While it’s great that New York Knicks star forward Carmelo Anthony has accentuated his great season with his first scoring title, that award is just a precursor to another trophy that could be headed Anthony’s way: the 2013 MVP Award.
In his first full season playing under head coach Mike Woodson, Anthony averaged 28.7 points and shot 45 percent from the field, plus 38 percent from long range, all over the course of just 67 games. In the games that he missed with injury (not counting the recent ones due to rest for the playoffs), the Knicks went 6-6.
But here’s the best part: in the month of April alone, Anthony averaged 36.9 points and 9.9 rebounds per game while shooting 54 percent from the field and 47 percent from long range. If those numbers aren’t MVP-like, then I clearly have no clue as to what the proper criteria are.
Now let’s take a look at Anthony’s biggest competition, reigning MVP and Miami Heat star LeBron James.
James finished fourth in the league with 26.8 points per game, but also proved to be a better all-around player compared to Anthony, a pure scorer. On top of his scoring output, James also averaged eight rebounds, 7.3 assists and 1.7 steals while shooting an eye-popping 56.5 percent from the field and 41 percent from long range in 76 games. In games he missed, be it for injury or rest, the Heat went 5-1.
An even better snapshot is to look at James’ performance in April, Anthony’s lights-out month. He shot an incredible 69 percent from the field, and posted 24.8 points to go with six rebounds and 6.8 assists per game. While not at all bad, they’re nowhere near on the same level as Anthony’s production in the same month.
More importantly, consider that James has two excellent teammates in Chris Bosh and Dwyane Wade.
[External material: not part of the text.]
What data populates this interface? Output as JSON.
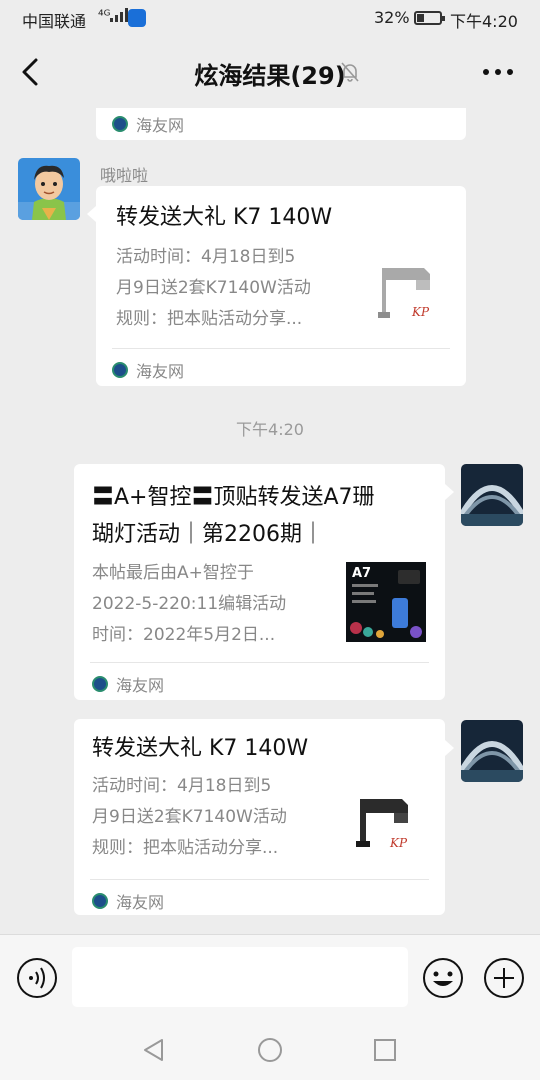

If he needs to miss a game for any reason, those two can pick up the slack instantly, as Bosh did for a short period of time this year.
The Knicks do not have the same type of luxury. If Anthony goes down, they have to rely on the streaky (and probably Sixth Man of the Year) J.R. Smith, offensively-limited Tyson Chandler, and a variety of role players, especially if Amar’e Stoudemire is injured. The fact that they have locked up the No. 2 seed in the Eastern Conference despite Anthony’s various injuries this season is not only borderline miraculous, but a testament to how good that ragtag (for lack of better word) squad is despite not looking great on paper.
That all being said, though his game is nowhere near as versatile as some other players’, one thing is certain. Anthony is the scoring champion, and his importance in that department is enough to give him the MVP trophy in 2013. Otherwise, fans could finally have proof that the NBA favors the more dynamic star in James, and that’s just plain unfair.